PROVIDED MATERIAL START

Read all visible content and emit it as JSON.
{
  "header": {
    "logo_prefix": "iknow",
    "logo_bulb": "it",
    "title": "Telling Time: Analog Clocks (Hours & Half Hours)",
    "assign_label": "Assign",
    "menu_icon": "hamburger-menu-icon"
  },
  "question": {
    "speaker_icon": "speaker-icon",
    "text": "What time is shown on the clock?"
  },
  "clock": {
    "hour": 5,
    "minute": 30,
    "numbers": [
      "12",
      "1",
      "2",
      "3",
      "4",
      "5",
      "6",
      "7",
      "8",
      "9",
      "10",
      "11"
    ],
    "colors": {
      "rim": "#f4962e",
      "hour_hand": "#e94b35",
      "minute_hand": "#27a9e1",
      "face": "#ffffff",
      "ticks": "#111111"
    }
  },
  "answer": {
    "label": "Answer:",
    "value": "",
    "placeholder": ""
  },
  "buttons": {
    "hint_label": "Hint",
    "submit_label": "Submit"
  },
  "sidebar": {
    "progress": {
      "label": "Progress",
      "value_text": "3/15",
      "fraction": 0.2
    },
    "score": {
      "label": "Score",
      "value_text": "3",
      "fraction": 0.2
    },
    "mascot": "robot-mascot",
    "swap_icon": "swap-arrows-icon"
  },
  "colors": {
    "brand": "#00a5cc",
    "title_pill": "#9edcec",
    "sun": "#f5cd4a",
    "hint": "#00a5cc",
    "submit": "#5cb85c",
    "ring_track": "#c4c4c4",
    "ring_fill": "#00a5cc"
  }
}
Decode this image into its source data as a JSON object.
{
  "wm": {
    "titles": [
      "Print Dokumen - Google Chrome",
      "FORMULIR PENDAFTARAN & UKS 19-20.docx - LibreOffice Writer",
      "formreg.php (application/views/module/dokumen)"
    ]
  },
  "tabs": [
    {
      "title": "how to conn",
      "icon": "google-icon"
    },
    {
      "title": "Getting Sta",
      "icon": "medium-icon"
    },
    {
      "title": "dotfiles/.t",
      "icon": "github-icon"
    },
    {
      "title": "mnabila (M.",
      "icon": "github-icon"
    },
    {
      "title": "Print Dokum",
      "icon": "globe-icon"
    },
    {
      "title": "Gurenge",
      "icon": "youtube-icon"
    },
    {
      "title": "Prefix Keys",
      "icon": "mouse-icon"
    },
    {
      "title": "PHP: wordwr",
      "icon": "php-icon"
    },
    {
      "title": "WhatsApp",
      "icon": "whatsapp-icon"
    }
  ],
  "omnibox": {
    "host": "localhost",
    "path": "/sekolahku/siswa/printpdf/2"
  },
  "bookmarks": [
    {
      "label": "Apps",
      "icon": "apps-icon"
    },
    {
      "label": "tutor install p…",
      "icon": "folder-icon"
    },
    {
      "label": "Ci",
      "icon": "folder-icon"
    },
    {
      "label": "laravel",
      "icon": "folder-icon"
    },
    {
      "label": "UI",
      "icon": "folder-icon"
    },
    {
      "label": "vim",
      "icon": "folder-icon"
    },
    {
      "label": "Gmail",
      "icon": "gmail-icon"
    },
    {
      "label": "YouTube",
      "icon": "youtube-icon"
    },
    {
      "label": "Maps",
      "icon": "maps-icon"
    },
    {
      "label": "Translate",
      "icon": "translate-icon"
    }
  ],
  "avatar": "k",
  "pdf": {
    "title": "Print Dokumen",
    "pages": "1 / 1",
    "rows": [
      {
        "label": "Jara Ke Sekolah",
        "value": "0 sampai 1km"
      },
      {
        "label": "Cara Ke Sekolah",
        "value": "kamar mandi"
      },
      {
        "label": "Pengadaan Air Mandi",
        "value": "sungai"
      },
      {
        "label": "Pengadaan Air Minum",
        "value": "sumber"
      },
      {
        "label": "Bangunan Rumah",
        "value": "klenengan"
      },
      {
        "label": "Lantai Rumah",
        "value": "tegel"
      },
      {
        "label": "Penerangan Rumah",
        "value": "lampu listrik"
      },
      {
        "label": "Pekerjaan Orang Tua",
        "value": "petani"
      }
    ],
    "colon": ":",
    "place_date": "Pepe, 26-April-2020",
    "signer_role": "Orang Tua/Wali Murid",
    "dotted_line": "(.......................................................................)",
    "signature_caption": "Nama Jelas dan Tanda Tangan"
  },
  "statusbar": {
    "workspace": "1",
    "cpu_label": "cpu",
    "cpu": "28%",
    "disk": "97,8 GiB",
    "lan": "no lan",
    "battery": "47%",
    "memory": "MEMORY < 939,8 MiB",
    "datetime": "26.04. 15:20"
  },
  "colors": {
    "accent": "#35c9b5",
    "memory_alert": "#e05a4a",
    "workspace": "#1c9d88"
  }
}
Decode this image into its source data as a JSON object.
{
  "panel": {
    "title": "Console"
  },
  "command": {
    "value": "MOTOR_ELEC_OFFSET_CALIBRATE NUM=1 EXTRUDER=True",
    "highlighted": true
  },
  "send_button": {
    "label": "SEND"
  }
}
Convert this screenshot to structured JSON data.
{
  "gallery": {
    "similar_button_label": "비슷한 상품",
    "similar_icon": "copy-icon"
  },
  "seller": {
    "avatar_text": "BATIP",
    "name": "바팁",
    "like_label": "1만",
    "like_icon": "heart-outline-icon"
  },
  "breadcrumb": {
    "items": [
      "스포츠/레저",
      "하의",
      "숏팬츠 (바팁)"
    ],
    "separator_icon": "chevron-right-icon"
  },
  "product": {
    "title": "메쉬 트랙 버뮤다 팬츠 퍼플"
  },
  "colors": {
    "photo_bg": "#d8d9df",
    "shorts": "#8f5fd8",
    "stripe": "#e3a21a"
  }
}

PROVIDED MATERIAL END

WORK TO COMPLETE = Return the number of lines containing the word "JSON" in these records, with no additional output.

RESULT OF THE TASK = 4